Company: Franchise Gator
Website: www.franchisegator.com
Connect with me on Facebook, Twitter, and LinkedIn.

[Read More …]

Don’t Put Too Much Faith in Learning from Failure

Don’t Put Too Much Faith in Learning from Failure

We have heard and most of us believe that we learn from failure. But what’s the evidence that corroborates that? Perhaps our belief on failure followed by success doesn’t rest on a solid foundation, writes Professor Scott Shane, professor of entrepreneurial studies and economics at Case Western University.

There’s only one problem with the “failure helps” perspective. There’s no serious scholarly evidence that prior business failure enhances later entrepreneurial performance. Quite the contrary, the existing evidence indicates that entrepreneurs who failed before perform no better than novice entrepreneurs and significantly worse than previously successful entrepreneurs.

…More difficult to explain is the truism that “entrepreneurs learn from failure.” Our collective belief in its veracity stems less from a reasoned look at data and more from what we want to believe. The idea that prior business failure helps fits perfectly with the motto “if at first you don’t succeed, try and try again.”

You might say it’s fine to think that entrepreneurs learn from failure even if there is no evidence that it’s true.
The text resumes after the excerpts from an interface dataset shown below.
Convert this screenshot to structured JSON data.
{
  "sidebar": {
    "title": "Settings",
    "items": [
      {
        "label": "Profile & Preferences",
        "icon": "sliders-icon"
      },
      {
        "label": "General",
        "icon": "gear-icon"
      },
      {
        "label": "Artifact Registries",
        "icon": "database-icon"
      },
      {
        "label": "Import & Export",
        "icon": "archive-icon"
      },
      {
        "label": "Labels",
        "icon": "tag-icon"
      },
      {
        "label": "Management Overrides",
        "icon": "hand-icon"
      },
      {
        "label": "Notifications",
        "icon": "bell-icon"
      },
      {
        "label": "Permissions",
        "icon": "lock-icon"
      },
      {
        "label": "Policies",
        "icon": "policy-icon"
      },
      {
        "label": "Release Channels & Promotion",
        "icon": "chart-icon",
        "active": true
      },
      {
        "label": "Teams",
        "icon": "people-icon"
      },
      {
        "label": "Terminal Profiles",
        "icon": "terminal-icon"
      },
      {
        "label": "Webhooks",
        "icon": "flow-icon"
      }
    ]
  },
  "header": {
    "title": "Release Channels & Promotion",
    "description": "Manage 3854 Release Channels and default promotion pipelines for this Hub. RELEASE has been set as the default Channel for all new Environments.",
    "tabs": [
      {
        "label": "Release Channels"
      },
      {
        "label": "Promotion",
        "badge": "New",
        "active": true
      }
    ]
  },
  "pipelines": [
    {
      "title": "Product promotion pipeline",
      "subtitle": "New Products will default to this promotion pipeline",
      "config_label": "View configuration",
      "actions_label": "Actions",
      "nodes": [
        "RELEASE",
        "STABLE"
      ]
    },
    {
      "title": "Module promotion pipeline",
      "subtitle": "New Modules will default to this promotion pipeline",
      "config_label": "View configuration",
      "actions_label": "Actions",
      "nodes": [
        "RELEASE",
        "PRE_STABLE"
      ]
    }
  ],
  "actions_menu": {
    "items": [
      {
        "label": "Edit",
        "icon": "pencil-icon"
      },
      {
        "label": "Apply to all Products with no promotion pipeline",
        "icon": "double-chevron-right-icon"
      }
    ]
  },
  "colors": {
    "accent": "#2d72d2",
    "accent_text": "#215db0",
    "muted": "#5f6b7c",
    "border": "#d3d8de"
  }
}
But this inaccurate belief has a cost. —Scott Shane, Small Business Trends

 

BMM Staff
Mon, 12/31/2018 – 05:40

Content Topic

Highlight Photograph
Shuttered Cold Stone

[Read More …]